(Data records)

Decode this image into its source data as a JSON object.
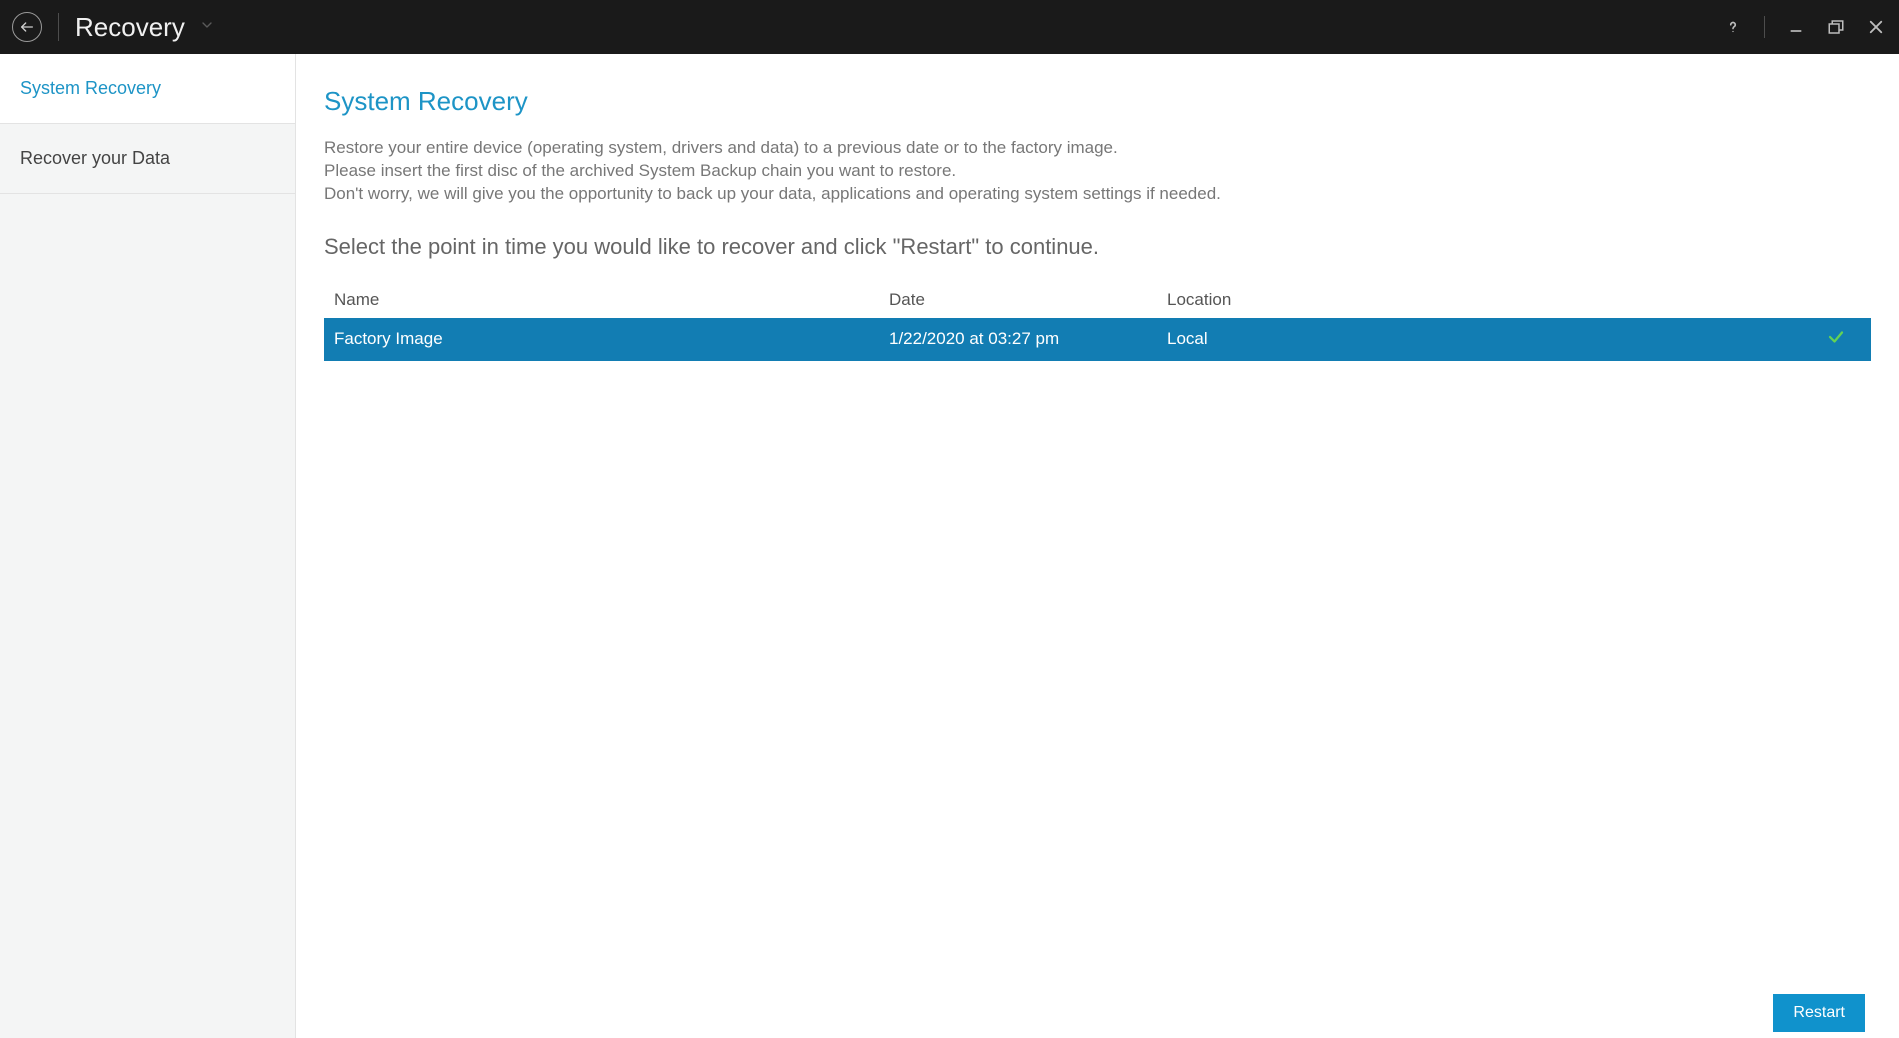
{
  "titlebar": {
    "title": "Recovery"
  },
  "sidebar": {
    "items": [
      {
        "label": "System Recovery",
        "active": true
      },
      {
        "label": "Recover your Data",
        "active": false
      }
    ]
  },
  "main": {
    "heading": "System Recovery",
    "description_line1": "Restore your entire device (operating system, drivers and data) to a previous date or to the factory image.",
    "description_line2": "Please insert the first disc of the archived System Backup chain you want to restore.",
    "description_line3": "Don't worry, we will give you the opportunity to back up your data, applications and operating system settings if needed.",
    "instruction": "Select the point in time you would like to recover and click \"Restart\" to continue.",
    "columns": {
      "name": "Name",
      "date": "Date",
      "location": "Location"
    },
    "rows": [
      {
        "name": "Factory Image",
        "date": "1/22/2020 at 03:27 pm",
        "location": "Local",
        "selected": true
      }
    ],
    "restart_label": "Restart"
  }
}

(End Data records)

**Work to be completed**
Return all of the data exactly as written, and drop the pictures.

**Output for this task**
Decode this image into its source data as a JSON object.
{
  "titlebar": {
    "title": "Recovery"
  },
  "sidebar": {
    "items": [
      {
        "label": "System Recovery",
        "active": true
      },
      {
        "label": "Recover your Data",
        "active": false
      }
    ]
  },
  "main": {
    "heading": "System Recovery",
    "description_line1": "Restore your entire device (operating system, drivers and data) to a previous date or to the factory image.",
    "description_line2": "Please insert the first disc of the archived System Backup chain you want to restore.",
    "description_line3": "Don't worry, we will give you the opportunity to back up your data, applications and operating system settings if needed.",
    "instruction": "Select the point in time you would like to recover and click \"Restart\" to continue.",
    "columns": {
      "name": "Name",
      "date": "Date",
      "location": "Location"
    },
    "rows": [
      {
        "name": "Factory Image",
        "date": "1/22/2020 at 03:27 pm",
        "location": "Local",
        "selected": true
      }
    ],
    "restart_label": "Restart"
  }
}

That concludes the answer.